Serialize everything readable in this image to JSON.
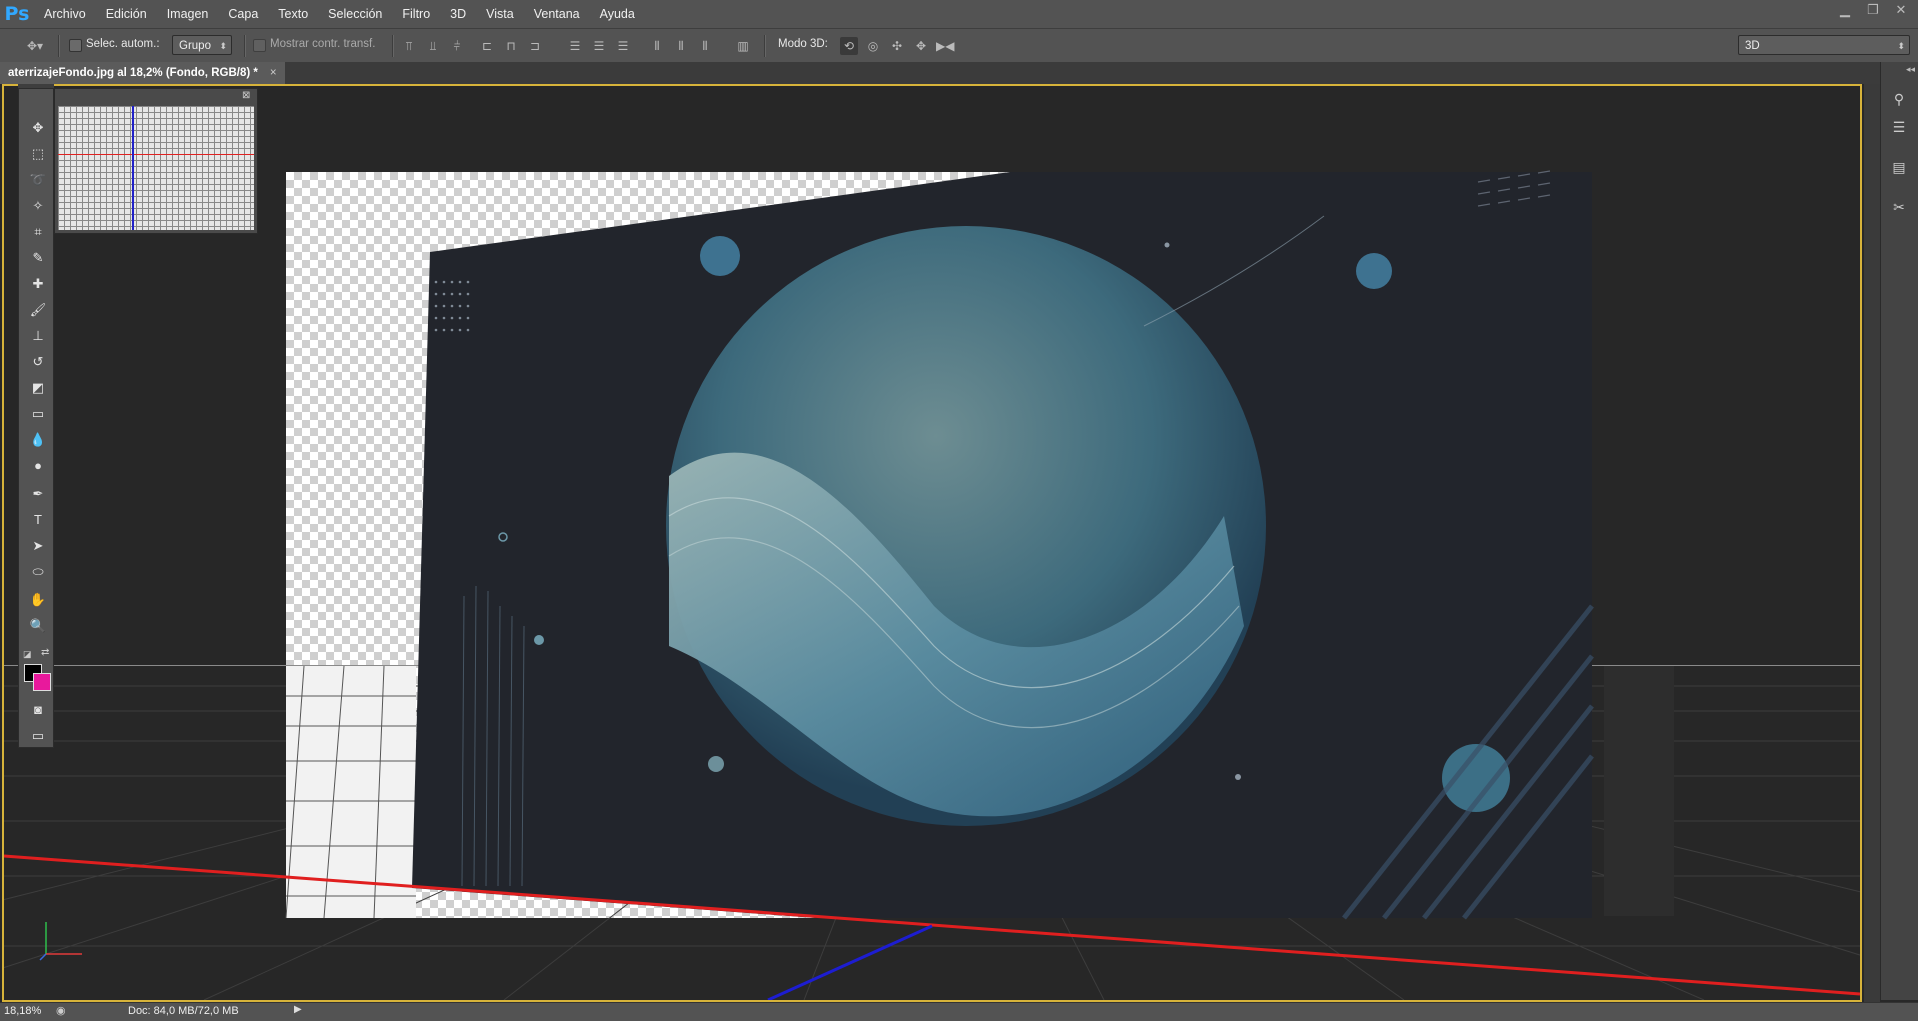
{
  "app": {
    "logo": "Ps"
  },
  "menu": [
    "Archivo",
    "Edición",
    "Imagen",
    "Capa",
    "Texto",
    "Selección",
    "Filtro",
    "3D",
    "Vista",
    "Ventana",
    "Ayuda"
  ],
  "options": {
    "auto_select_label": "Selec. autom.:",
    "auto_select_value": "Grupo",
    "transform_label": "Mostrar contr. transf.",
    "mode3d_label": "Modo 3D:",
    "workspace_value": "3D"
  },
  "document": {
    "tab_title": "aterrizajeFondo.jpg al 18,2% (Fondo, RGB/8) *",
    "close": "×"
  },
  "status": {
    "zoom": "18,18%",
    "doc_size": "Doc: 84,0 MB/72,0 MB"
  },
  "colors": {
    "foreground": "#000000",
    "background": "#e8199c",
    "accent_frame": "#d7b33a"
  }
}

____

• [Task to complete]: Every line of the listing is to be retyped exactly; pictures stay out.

• [Written answer]:
Serialize everything readable in this image to JSON.
{
  "app": {
    "logo": "Ps"
  },
  "menu": [
    "Archivo",
    "Edición",
    "Imagen",
    "Capa",
    "Texto",
    "Selección",
    "Filtro",
    "3D",
    "Vista",
    "Ventana",
    "Ayuda"
  ],
  "options": {
    "auto_select_label": "Selec. autom.:",
    "auto_select_value": "Grupo",
    "transform_label": "Mostrar contr. transf.",
    "mode3d_label": "Modo 3D:",
    "workspace_value": "3D"
  },
  "document": {
    "tab_title": "aterrizajeFondo.jpg al 18,2% (Fondo, RGB/8) *",
    "close": "×"
  },
  "status": {
    "zoom": "18,18%",
    "doc_size": "Doc: 84,0 MB/72,0 MB"
  },
  "colors": {
    "foreground": "#000000",
    "background": "#e8199c",
    "accent_frame": "#d7b33a"
  }
}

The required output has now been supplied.